- [Information]
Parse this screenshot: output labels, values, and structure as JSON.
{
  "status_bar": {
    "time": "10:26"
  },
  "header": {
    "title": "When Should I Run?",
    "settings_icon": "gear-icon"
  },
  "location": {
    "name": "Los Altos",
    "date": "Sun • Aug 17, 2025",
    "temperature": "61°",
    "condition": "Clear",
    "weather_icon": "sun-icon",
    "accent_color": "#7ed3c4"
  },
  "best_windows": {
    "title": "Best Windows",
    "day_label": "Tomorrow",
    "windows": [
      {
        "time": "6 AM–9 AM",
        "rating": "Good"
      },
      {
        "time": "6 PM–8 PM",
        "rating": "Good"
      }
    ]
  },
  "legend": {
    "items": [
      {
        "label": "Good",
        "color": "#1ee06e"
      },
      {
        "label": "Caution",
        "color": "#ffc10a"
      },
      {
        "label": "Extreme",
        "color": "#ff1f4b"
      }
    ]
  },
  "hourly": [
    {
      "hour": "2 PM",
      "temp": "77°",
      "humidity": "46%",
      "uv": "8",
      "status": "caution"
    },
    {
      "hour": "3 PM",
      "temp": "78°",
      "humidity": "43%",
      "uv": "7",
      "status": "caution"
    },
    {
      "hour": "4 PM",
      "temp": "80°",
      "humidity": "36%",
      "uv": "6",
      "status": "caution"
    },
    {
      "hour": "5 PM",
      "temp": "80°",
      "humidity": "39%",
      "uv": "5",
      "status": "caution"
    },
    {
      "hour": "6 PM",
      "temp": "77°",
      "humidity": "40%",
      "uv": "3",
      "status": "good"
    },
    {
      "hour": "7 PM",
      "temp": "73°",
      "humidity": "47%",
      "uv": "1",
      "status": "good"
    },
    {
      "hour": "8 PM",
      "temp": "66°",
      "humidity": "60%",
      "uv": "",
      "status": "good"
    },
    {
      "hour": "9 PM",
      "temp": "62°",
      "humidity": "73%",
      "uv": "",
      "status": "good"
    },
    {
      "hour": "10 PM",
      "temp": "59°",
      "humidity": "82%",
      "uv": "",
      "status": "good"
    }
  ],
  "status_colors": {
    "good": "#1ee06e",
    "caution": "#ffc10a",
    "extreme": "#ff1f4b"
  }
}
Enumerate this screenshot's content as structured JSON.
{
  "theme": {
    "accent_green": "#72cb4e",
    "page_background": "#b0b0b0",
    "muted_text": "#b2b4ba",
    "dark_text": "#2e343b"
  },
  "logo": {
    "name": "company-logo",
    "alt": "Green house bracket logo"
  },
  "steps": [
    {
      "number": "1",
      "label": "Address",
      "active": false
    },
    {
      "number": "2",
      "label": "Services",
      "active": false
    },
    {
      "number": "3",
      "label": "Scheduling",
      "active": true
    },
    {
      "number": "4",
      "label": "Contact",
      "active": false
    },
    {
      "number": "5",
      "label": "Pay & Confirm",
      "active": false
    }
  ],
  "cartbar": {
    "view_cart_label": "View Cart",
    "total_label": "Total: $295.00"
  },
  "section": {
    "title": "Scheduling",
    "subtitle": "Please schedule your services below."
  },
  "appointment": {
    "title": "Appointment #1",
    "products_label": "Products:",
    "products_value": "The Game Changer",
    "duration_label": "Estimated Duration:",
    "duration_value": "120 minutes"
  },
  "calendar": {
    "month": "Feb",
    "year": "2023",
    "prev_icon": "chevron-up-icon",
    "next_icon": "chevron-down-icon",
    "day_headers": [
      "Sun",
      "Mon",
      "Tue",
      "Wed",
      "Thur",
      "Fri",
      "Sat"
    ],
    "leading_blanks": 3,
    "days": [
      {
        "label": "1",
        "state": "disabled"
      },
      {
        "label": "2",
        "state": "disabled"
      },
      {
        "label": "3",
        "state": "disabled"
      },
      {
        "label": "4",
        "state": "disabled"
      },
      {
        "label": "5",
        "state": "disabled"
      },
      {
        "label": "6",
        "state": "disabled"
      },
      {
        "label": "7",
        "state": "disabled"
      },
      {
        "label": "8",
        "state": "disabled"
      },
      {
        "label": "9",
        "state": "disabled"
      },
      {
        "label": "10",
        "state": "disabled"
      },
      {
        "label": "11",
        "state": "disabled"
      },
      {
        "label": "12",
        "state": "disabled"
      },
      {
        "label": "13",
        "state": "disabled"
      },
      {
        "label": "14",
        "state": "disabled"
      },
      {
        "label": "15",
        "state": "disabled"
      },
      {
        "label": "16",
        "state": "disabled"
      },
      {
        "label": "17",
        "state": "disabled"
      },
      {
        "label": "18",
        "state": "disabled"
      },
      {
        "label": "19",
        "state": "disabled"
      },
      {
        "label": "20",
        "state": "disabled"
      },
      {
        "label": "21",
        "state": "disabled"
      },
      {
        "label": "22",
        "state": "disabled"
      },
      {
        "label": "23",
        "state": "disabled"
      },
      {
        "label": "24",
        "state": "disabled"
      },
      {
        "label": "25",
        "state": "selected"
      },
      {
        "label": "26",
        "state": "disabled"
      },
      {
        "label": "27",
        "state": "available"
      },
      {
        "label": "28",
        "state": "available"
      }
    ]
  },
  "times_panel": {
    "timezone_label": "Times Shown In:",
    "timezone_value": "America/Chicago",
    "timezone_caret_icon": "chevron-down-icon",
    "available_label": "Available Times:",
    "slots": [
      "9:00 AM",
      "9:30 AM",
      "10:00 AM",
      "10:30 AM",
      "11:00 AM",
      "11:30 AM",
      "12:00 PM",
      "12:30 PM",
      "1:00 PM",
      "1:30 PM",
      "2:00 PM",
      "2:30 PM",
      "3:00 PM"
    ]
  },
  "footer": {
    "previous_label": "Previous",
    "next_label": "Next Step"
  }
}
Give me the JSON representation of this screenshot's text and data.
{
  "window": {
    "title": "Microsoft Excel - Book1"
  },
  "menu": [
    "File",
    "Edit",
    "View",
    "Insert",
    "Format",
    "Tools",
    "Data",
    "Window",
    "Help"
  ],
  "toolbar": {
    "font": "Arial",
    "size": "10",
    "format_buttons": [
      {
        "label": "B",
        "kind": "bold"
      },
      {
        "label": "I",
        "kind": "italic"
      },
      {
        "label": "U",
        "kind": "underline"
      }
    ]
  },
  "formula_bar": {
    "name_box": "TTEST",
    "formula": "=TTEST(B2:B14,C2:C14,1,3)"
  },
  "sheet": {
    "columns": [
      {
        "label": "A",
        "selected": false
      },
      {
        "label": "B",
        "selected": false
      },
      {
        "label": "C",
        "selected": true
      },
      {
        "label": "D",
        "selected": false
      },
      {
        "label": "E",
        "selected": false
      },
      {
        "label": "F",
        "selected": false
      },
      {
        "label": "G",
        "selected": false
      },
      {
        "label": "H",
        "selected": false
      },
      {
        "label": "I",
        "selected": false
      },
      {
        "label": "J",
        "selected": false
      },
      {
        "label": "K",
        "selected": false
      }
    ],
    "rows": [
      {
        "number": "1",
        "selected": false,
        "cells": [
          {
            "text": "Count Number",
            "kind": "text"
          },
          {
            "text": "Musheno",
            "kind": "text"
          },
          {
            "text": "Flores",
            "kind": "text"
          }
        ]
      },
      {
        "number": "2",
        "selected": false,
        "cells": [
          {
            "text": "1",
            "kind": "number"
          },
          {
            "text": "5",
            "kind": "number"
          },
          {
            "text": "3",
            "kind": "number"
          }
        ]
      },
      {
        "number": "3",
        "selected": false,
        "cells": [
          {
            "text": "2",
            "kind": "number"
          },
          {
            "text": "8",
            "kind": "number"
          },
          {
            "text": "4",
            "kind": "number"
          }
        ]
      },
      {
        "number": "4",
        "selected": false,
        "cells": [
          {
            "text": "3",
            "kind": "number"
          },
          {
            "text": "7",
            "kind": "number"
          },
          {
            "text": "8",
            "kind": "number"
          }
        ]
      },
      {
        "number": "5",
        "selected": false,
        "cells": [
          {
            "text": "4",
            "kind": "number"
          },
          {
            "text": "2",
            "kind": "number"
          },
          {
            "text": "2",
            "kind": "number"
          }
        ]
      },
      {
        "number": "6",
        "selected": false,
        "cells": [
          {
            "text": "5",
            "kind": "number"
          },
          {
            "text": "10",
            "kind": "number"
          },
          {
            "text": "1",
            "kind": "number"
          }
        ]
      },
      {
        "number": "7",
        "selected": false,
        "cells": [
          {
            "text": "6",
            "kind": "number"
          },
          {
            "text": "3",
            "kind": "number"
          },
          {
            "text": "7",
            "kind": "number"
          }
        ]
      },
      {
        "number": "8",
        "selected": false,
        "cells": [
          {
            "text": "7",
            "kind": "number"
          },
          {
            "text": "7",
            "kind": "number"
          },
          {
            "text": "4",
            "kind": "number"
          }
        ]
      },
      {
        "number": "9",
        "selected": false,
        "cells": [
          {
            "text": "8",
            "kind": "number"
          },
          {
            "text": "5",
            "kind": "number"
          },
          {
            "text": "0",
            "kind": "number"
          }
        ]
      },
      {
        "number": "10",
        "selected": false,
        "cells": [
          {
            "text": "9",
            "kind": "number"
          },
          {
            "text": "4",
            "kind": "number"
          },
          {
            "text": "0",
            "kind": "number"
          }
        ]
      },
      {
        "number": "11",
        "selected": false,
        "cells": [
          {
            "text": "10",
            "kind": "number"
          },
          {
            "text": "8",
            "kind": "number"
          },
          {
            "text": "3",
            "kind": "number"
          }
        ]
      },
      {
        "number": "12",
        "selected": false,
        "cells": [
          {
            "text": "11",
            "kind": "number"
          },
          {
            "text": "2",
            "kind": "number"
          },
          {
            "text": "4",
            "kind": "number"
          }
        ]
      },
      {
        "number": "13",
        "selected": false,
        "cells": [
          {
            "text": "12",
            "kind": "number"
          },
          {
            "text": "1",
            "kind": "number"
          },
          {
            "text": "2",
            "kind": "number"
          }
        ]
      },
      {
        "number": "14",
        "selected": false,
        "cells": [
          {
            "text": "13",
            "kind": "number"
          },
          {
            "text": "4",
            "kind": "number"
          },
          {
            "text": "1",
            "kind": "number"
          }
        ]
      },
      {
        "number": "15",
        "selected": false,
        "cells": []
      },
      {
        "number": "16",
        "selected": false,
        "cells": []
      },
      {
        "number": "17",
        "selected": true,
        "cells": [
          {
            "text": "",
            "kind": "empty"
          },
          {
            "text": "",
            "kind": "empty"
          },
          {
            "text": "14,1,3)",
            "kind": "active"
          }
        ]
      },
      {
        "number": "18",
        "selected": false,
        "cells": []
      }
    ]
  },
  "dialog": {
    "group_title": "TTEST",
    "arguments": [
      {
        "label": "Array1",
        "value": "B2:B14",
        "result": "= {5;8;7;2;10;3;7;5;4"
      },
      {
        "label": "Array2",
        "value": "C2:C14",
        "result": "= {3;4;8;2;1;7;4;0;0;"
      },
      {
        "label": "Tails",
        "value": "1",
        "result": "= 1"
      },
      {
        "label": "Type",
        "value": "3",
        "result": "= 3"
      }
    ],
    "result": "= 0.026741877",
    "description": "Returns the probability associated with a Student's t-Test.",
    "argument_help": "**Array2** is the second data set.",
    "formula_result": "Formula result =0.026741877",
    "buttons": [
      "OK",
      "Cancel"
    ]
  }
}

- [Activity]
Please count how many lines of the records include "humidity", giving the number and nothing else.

- [Solution for this task]
9